PHOENIX — The Latest on a proposal allowing Arizona’s state motto in schools (all times local):
A proposal allowing teachers to display the state’s Latin motto and its English translation is heading to Gov. Doug Ducey’s desk despite concern from secular activists.
The House of Representatives on Tuesday passed a bill to allow schools to display the Latin phrase “Ditat Deus,” and its English translation “God enriches.”
The Republican-backed proposal passed along party lines in both chambers.
Secular activists spoke out against the bill for possibly raising constitutional concerns by blurring the line between church and state. But proponents said it will help teach students about the state’s history.
“Ditat Deus” was previously the motto for the Territory of Arizona, and was carried over when it became a state in 1912. It’s displayed on the state seal.
The Arizona state legislature is considering a proposal to allow teachers to display the state motto in their classrooms, a proposition that rankles some secular advocates because of the motto’s religious connotations.

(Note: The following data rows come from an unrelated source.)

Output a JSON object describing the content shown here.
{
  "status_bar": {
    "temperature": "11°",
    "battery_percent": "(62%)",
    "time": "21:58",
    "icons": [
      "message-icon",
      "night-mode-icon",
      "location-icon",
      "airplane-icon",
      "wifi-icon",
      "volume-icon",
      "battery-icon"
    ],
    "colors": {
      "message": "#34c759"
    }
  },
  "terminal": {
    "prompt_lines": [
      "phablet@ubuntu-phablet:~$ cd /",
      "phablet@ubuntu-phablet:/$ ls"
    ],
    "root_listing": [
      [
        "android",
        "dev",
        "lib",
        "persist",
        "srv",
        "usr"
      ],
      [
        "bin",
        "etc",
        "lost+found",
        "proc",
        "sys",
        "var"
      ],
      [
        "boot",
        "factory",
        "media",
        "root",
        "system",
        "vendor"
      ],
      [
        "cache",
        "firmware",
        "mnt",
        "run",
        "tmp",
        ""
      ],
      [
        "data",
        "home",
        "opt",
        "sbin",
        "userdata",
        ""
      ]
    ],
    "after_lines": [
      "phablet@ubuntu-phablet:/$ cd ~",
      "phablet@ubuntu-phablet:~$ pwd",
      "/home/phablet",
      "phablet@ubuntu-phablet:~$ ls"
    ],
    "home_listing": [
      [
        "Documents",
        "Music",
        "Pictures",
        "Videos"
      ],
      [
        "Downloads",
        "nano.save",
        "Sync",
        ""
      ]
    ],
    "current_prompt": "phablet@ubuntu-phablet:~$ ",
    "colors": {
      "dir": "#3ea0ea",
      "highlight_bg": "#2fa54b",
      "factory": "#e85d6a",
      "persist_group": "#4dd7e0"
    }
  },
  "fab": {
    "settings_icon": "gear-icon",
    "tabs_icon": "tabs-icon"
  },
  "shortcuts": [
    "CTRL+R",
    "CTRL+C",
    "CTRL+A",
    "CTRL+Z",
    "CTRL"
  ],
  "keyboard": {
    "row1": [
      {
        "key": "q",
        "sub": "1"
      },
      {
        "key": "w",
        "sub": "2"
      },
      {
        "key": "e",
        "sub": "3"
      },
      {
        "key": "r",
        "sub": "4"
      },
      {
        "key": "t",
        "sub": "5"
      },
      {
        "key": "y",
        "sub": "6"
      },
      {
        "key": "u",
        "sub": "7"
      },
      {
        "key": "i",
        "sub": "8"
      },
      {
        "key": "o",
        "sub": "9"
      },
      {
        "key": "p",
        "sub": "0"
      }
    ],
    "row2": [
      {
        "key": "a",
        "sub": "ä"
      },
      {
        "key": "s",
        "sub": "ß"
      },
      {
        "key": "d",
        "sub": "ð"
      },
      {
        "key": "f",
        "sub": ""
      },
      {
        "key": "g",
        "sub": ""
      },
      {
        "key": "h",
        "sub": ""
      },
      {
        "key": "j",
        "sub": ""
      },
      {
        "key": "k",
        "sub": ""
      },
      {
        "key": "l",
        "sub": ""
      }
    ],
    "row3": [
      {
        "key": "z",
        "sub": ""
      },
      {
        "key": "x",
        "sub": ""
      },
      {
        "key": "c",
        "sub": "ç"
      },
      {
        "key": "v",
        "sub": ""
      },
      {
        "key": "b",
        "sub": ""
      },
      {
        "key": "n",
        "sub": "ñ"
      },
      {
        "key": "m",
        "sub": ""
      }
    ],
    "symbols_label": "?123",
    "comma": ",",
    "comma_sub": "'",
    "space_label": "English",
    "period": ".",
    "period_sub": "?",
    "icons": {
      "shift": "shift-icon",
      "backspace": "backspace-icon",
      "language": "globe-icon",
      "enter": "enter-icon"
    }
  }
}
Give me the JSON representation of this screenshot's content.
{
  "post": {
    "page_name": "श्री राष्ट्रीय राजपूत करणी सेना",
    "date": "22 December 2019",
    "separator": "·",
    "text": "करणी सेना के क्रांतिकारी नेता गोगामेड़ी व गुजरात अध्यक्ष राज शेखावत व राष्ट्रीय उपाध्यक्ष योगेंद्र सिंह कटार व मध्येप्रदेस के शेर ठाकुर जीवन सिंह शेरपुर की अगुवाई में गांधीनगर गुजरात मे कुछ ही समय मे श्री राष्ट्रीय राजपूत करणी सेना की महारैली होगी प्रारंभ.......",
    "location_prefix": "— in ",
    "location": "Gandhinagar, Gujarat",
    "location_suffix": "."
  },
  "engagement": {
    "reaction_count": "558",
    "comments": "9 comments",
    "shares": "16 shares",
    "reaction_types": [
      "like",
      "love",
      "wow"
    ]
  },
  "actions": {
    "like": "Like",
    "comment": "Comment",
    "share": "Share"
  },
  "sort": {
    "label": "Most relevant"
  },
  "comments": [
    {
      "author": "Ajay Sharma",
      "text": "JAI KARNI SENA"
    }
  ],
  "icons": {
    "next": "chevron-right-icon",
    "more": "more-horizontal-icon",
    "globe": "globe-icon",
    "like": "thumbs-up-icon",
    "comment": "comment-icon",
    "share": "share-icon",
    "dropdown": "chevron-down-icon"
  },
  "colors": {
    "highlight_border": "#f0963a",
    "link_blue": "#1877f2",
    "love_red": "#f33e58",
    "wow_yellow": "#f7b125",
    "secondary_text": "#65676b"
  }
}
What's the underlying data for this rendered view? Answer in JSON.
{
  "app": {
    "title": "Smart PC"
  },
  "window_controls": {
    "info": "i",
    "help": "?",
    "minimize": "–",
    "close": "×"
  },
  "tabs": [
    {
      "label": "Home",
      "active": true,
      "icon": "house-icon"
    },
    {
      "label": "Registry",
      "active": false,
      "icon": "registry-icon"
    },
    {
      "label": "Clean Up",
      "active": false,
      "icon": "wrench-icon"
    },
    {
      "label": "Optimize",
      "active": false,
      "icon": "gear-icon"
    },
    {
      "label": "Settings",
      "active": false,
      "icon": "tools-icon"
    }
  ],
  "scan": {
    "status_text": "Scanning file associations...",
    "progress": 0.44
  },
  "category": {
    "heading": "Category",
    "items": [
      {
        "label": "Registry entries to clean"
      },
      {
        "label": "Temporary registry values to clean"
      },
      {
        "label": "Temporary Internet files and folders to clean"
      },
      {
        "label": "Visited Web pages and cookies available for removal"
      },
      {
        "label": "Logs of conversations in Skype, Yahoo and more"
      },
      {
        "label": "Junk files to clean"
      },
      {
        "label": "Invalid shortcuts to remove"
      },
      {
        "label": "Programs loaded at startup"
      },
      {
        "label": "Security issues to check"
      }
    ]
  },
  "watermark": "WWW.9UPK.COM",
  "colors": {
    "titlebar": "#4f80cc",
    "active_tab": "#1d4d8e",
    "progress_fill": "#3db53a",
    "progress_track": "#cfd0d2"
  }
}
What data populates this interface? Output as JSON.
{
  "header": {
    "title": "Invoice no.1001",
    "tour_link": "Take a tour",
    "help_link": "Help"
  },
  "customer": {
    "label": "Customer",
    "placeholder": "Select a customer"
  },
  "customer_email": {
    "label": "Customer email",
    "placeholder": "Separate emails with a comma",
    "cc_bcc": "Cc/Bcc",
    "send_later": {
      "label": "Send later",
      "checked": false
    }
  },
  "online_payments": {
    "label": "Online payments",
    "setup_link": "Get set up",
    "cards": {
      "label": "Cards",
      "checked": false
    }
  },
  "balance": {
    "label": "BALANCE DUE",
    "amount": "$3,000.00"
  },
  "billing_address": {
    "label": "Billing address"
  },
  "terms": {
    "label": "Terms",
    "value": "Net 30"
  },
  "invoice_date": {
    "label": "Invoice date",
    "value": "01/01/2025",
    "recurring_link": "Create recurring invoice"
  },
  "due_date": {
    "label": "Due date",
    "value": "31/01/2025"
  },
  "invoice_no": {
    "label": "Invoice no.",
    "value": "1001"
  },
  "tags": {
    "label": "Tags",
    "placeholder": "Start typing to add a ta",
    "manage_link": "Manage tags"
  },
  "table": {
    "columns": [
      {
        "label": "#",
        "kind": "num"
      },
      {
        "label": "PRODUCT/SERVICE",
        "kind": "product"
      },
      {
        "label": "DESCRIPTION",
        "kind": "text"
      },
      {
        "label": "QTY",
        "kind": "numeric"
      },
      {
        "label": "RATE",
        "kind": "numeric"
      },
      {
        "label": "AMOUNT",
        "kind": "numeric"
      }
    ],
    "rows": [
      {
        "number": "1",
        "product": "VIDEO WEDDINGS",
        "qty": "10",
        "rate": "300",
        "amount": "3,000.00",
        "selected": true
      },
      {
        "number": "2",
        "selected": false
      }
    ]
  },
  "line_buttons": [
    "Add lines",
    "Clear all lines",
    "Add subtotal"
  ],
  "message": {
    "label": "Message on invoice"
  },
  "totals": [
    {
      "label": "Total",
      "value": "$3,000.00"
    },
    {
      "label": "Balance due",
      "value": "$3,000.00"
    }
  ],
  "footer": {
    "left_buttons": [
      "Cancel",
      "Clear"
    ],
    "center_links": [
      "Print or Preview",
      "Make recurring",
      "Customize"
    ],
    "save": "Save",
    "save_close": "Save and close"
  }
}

The proposal would allow teachers and administrators to read or display state’s motto, Ditat Deus, which translates to “God enriches.” The House of Representatives debated the proposal for more than an hour, with some Democrats raising concerns about constitutional violations or offending atheist children and their families.
Supporters have said displaying the motto would help teach students about state history.
The Republican-backed proposal passed along party lines in the state Senate and still needs another vote from the House.
Teachers are already expressly allowed to read or display the national motto, “In God We Trust.”